WORK REQUEST: Look through the lines below and extract any with the word "document".

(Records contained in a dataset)
|---|

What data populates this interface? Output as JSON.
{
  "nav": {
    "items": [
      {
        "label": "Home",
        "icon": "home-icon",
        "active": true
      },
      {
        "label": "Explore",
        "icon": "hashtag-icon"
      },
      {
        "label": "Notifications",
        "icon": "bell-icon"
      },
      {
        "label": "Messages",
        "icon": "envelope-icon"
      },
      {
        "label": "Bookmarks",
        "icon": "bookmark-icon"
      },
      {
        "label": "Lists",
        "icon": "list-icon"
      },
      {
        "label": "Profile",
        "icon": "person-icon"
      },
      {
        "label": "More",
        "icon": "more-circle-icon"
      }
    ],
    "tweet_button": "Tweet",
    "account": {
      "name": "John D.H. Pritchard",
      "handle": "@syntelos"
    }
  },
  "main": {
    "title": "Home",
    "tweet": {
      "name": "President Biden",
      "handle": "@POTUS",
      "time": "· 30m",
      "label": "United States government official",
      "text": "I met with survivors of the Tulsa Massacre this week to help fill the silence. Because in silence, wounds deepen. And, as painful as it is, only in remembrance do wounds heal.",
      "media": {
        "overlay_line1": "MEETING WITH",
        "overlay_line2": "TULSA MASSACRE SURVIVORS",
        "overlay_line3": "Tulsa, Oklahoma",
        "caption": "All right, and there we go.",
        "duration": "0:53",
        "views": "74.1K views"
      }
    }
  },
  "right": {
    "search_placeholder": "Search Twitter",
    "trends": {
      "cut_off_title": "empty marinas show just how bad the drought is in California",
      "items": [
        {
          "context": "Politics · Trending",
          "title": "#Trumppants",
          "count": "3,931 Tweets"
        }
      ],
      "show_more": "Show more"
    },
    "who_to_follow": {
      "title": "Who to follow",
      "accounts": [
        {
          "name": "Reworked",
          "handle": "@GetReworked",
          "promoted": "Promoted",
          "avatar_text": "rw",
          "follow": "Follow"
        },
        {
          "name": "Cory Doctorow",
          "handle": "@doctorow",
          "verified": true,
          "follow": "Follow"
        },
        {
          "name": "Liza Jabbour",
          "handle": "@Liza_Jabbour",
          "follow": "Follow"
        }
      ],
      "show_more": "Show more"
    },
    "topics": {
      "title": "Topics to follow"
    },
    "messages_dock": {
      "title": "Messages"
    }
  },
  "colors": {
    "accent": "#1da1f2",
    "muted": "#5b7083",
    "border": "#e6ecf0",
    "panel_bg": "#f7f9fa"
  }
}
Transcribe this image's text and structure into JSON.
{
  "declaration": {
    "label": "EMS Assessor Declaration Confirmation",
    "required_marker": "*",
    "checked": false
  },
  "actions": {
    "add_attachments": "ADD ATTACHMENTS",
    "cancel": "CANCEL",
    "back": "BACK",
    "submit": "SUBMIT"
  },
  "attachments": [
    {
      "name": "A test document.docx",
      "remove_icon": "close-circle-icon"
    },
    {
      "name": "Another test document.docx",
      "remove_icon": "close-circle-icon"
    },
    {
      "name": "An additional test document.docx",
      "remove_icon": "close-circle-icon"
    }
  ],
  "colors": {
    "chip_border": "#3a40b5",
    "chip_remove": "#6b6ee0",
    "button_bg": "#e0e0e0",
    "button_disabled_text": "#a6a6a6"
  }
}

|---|

OUTPUT BELOW:
      "name": "A test document.docx",
      "name": "Another test document.docx",
      "name": "An additional test document.docx",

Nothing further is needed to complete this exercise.